● Supplied entries:
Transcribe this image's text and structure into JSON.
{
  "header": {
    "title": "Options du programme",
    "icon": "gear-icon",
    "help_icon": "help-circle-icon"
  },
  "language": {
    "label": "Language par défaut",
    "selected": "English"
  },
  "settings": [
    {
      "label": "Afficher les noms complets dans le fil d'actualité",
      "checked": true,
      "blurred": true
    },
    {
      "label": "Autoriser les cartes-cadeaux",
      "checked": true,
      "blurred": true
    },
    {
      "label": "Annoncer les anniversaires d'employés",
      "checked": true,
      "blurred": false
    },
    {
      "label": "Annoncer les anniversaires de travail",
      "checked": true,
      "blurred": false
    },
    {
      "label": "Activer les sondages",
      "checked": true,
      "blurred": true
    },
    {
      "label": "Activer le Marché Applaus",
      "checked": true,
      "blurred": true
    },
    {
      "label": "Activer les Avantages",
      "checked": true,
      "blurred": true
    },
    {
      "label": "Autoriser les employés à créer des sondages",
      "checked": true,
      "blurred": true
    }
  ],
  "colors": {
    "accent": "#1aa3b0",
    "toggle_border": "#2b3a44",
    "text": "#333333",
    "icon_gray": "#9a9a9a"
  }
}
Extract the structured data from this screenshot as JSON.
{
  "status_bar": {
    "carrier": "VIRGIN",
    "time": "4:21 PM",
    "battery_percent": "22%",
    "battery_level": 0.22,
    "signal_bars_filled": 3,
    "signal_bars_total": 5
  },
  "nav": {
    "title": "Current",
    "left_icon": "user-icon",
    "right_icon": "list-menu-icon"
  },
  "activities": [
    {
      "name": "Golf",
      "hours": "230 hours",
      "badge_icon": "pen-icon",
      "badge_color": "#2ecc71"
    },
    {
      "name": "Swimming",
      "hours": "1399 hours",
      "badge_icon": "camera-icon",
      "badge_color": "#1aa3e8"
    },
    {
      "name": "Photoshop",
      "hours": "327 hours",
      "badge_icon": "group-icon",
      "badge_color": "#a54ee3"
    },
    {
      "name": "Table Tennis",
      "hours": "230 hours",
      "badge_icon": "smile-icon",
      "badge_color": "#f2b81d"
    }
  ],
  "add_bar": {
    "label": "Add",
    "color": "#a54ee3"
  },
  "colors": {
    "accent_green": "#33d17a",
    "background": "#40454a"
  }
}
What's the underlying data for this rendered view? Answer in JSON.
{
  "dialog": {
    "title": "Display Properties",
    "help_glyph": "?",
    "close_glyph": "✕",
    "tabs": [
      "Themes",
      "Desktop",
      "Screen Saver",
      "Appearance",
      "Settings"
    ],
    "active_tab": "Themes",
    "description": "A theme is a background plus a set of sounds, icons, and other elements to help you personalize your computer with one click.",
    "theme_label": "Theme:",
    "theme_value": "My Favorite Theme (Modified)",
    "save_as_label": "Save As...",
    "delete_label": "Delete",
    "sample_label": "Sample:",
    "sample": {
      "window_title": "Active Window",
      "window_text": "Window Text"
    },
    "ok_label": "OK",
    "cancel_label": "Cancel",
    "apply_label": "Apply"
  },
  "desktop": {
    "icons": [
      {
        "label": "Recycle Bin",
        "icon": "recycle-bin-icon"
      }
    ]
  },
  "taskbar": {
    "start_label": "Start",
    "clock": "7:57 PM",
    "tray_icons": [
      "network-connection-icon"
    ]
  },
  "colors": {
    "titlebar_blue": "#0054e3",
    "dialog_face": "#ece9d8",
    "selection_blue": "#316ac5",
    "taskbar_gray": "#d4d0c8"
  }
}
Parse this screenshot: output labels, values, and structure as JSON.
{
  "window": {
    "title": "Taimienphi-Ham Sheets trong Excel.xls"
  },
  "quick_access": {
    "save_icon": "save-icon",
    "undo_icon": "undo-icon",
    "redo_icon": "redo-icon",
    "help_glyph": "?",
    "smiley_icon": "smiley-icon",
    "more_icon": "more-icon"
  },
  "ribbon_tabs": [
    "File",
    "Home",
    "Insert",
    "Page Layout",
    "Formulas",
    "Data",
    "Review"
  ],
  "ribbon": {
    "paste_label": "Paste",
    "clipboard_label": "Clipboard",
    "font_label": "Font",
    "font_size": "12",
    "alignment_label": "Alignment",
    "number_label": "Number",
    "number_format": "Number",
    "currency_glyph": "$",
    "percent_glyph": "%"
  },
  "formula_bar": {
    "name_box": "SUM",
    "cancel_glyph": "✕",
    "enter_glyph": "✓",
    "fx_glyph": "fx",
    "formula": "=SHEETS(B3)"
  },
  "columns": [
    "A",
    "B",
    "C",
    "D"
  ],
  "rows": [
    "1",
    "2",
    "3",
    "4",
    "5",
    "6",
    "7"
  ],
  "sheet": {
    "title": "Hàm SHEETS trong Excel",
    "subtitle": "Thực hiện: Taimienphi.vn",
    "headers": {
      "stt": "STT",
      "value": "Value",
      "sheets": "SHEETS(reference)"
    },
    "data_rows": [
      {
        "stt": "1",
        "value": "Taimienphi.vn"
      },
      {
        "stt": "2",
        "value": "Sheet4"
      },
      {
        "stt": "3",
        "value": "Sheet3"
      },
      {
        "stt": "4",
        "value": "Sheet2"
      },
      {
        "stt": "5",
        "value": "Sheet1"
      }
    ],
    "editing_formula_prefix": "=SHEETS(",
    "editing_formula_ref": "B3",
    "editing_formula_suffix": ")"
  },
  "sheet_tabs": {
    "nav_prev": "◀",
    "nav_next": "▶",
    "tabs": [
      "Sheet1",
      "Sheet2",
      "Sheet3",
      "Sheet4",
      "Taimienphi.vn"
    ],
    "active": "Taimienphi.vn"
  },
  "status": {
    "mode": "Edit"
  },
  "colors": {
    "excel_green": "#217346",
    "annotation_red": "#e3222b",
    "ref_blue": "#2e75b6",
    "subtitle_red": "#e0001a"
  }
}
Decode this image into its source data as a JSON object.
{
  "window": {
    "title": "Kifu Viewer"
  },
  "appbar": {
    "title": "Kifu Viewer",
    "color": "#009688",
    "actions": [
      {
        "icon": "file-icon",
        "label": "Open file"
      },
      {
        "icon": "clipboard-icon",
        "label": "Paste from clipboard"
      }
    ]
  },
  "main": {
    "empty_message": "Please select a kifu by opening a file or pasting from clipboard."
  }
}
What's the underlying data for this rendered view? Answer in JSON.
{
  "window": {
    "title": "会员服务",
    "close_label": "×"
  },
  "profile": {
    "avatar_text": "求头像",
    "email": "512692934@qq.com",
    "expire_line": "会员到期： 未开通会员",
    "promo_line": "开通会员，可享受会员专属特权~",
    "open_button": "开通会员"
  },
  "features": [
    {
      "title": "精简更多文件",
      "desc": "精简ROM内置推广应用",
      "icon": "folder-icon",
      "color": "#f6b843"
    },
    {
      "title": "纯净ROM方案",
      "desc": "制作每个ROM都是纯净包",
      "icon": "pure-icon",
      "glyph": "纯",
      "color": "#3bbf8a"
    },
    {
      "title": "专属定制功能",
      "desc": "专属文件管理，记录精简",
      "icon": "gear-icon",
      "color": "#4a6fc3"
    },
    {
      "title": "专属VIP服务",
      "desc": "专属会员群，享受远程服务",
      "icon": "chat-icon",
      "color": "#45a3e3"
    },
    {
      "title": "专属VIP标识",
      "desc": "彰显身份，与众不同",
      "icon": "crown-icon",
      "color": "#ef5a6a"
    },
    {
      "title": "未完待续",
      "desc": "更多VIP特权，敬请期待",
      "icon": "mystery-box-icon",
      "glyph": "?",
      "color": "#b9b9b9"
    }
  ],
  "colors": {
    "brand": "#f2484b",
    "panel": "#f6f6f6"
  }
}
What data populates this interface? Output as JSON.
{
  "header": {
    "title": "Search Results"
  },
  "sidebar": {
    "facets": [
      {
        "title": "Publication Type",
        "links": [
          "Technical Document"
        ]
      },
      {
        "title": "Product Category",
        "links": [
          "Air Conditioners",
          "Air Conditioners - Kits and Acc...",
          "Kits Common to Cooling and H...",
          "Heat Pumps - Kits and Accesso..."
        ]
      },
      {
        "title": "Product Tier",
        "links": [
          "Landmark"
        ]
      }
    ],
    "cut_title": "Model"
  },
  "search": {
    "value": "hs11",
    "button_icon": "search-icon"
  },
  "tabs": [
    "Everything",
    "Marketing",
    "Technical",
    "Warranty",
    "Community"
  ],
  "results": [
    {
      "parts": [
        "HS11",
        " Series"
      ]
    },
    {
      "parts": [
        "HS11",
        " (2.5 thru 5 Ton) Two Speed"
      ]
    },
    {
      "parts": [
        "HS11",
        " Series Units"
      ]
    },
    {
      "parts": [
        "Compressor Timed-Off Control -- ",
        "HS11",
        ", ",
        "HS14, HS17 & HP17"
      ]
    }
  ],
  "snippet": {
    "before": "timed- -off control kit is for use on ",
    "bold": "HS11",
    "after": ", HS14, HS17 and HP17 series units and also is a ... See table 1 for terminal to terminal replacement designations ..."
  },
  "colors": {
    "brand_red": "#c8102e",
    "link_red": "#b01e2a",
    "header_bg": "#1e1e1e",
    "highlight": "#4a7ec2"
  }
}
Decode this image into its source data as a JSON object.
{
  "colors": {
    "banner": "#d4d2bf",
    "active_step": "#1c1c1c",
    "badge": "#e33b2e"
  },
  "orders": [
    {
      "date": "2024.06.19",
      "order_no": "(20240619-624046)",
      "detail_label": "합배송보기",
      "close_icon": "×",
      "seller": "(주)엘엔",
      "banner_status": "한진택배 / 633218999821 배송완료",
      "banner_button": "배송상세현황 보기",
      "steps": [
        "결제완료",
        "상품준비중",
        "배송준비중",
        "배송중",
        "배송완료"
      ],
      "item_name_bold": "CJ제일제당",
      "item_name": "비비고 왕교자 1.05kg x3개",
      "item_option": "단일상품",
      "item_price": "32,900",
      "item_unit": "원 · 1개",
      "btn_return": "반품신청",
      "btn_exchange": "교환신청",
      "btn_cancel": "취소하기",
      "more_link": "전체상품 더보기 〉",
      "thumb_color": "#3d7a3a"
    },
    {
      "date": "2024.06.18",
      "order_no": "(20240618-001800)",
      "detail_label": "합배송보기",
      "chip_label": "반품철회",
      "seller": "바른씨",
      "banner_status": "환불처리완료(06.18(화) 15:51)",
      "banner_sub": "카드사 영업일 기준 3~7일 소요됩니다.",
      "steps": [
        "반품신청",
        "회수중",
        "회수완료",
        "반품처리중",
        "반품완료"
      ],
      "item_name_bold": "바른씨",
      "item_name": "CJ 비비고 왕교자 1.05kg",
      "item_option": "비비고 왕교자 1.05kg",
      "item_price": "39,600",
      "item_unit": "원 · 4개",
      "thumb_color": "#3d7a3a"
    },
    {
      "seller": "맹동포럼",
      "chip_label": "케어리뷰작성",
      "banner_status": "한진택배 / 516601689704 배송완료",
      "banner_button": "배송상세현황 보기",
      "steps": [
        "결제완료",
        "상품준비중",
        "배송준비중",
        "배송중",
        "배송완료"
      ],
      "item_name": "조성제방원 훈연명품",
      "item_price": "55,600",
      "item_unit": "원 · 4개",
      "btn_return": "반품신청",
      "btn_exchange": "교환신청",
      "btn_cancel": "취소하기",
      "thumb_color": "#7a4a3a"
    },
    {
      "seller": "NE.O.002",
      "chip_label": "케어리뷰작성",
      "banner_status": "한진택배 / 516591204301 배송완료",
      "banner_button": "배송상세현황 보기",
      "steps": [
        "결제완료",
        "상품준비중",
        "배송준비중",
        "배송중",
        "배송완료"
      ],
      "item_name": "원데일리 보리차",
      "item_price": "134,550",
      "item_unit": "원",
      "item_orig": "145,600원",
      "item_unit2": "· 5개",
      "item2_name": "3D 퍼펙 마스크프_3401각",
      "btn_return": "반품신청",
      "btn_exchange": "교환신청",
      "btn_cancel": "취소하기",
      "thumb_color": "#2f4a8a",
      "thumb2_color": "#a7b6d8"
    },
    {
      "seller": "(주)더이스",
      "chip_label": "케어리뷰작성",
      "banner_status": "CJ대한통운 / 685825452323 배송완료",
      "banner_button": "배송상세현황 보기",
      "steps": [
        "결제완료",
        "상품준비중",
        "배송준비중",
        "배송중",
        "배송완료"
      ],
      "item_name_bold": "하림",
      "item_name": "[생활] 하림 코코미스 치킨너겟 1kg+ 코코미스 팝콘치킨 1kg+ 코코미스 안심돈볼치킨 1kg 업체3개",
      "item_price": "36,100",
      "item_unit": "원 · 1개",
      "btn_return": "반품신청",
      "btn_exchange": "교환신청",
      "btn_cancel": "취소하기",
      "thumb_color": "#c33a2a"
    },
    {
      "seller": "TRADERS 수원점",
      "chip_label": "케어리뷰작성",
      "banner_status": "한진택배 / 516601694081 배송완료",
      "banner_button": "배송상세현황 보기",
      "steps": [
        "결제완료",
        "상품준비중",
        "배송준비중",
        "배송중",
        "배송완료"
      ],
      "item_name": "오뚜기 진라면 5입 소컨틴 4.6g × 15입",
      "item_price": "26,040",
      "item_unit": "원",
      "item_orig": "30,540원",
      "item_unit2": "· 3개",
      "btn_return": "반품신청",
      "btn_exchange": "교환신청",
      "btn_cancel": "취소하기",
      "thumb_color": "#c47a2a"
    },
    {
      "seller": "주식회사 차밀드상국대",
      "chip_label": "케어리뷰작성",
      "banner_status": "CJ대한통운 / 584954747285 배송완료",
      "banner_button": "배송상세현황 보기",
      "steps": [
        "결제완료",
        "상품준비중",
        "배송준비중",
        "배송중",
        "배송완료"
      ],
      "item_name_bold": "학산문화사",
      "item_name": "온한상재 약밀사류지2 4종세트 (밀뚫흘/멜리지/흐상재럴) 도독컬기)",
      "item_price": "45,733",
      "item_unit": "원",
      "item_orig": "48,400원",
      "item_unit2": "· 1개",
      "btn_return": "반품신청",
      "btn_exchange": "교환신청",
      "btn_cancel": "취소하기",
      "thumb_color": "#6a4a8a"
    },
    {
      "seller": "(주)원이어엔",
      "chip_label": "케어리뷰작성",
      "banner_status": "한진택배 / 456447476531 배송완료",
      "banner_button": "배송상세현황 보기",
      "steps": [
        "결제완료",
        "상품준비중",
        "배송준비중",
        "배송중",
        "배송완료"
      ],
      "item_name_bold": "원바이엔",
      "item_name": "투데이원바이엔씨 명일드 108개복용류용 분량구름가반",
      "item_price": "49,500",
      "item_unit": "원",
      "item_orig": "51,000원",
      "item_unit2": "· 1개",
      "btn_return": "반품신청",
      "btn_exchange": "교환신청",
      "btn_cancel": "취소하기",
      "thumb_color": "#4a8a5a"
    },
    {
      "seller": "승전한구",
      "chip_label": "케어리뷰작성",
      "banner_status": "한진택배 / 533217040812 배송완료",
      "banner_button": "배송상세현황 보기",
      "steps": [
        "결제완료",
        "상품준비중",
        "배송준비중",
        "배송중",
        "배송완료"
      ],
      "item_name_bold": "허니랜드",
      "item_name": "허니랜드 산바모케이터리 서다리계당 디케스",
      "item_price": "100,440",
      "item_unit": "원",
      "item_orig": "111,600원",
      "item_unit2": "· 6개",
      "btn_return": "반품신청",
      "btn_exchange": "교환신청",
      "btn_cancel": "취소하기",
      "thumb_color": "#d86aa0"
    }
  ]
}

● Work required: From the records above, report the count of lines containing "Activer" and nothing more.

● Task answer: 3